## Description of the task
A word-for-word copy of the following listing is needed. Leave out its images.

********************

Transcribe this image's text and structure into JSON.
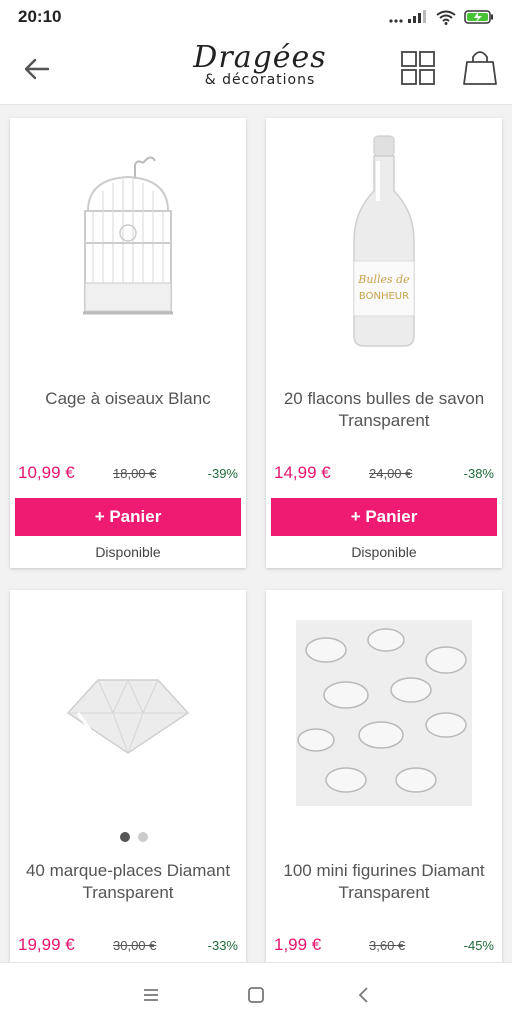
{
  "status": {
    "time": "20:10"
  },
  "header": {
    "logo_main": "Dragées",
    "logo_sub": "& décorations"
  },
  "products": [
    {
      "title": "Cage à oiseaux Blanc",
      "price": "10,99 €",
      "old_price": "18,00 €",
      "discount": "-39%",
      "button": "+ Panier",
      "availability": "Disponible"
    },
    {
      "title": "20 flacons bulles de savon Transparent",
      "price": "14,99 €",
      "old_price": "24,00 €",
      "discount": "-38%",
      "button": "+ Panier",
      "availability": "Disponible",
      "bottle_label_1": "Bulles de",
      "bottle_label_2": "BONHEUR"
    },
    {
      "title": "40 marque-places Diamant Transparent",
      "price": "19,99 €",
      "old_price": "30,00 €",
      "discount": "-33%"
    },
    {
      "title": "100 mini figurines Diamant Transparent",
      "price": "1,99 €",
      "old_price": "3,60 €",
      "discount": "-45%"
    }
  ],
  "colors": {
    "accent": "#ef1a72",
    "price": "#e6166f",
    "discount": "#1f6b3a"
  },
  "icons": [
    "back-arrow-icon",
    "grid-view-icon",
    "shopping-bag-icon",
    "menu-icon",
    "home-icon",
    "back-icon"
  ]
}
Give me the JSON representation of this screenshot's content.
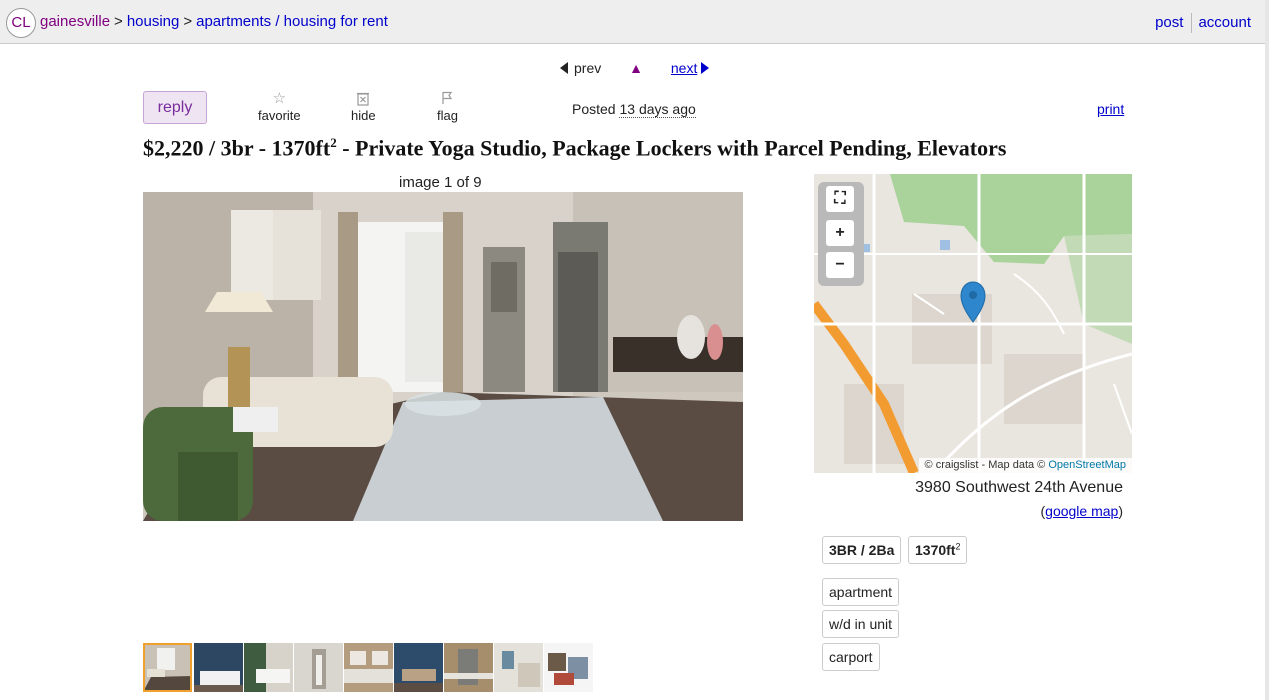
{
  "header": {
    "logo": "CL",
    "breadcrumb": [
      {
        "label": "gainesville"
      },
      {
        "label": "housing"
      },
      {
        "label": "apartments / housing for rent"
      }
    ],
    "separator": ">",
    "post": "post",
    "account": "account"
  },
  "pager": {
    "prev": "prev",
    "up": "▲",
    "next": "next"
  },
  "actions": {
    "reply": "reply",
    "favorite": "favorite",
    "hide": "hide",
    "flag": "flag",
    "posted_label": "Posted",
    "posted_ago": "13 days ago",
    "print": "print"
  },
  "listing": {
    "title_pre": "$2,220 / 3br - 1370ft",
    "title_sup": "2",
    "title_post": " - Private Yoga Studio, Package Lockers with Parcel Pending, Elevators",
    "image_counter": "image 1 of 9",
    "thumbnail_count": 9,
    "selected_thumbnail": 1
  },
  "map": {
    "attribution_prefix": "© craigslist - Map data ©",
    "attribution_link": "OpenStreetMap",
    "fullscreen": "⛶",
    "zoom_in": "+",
    "zoom_out": "−",
    "address": "3980 Southwest 24th Avenue",
    "google_map": "google map",
    "paren_open": "(",
    "paren_close": ")"
  },
  "attributes": {
    "br_ba": "3BR / 2Ba",
    "sqft": "1370ft",
    "sqft_sup": "2",
    "tags": [
      "apartment",
      "w/d in unit",
      "carport"
    ]
  },
  "colors": {
    "link": "#0000cc",
    "visited": "#800080",
    "reply_bg": "#eee4f2",
    "thumb_selected": "#f0a02c",
    "map_marker": "#2e87cc"
  }
}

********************

## Your response
Transcribe this image's text and structure into JSON.
{
  "status": {
    "time": "20:10"
  },
  "header": {
    "logo_main": "Dragées",
    "logo_sub": "& décorations"
  },
  "products": [
    {
      "title": "Cage à oiseaux Blanc",
      "price": "10,99 €",
      "old_price": "18,00 €",
      "discount": "-39%",
      "button": "+ Panier",
      "availability": "Disponible"
    },
    {
      "title": "20 flacons bulles de savon Transparent",
      "price": "14,99 €",
      "old_price": "24,00 €",
      "discount": "-38%",
      "button": "+ Panier",
      "availability": "Disponible",
      "bottle_label_1": "Bulles de",
      "bottle_label_2": "BONHEUR"
    },
    {
      "title": "40 marque-places Diamant Transparent",
      "price": "19,99 €",
      "old_price": "30,00 €",
      "discount": "-33%"
    },
    {
      "title": "100 mini figurines Diamant Transparent",
      "price": "1,99 €",
      "old_price": "3,60 €",
      "discount": "-45%"
    }
  ],
  "colors": {
    "accent": "#ef1a72",
    "price": "#e6166f",
    "discount": "#1f6b3a"
  },
  "icons": [
    "back-arrow-icon",
    "grid-view-icon",
    "shopping-bag-icon",
    "menu-icon",
    "home-icon",
    "back-icon"
  ]
}
Give me the JSON representation of this screenshot's content.
{
  "header": {
    "logo": "CL",
    "breadcrumb": [
      {
        "label": "gainesville"
      },
      {
        "label": "housing"
      },
      {
        "label": "apartments / housing for rent"
      }
    ],
    "separator": ">",
    "post": "post",
    "account": "account"
  },
  "pager": {
    "prev": "prev",
    "up": "▲",
    "next": "next"
  },
  "actions": {
    "reply": "reply",
    "favorite": "favorite",
    "hide": "hide",
    "flag": "flag",
    "posted_label": "Posted",
    "posted_ago": "13 days ago",
    "print": "print"
  },
  "listing": {
    "title_pre": "$2,220 / 3br - 1370ft",
    "title_sup": "2",
    "title_post": " - Private Yoga Studio, Package Lockers with Parcel Pending, Elevators",
    "image_counter": "image 1 of 9",
    "thumbnail_count": 9,
    "selected_thumbnail": 1
  },
  "map": {
    "attribution_prefix": "© craigslist - Map data ©",
    "attribution_link": "OpenStreetMap",
    "fullscreen": "⛶",
    "zoom_in": "+",
    "zoom_out": "−",
    "address": "3980 Southwest 24th Avenue",
    "google_map": "google map",
    "paren_open": "(",
    "paren_close": ")"
  },
  "attributes": {
    "br_ba": "3BR / 2Ba",
    "sqft": "1370ft",
    "sqft_sup": "2",
    "tags": [
      "apartment",
      "w/d in unit",
      "carport"
    ]
  },
  "colors": {
    "link": "#0000cc",
    "visited": "#800080",
    "reply_bg": "#eee4f2",
    "thumb_selected": "#f0a02c",
    "map_marker": "#2e87cc"
  }
}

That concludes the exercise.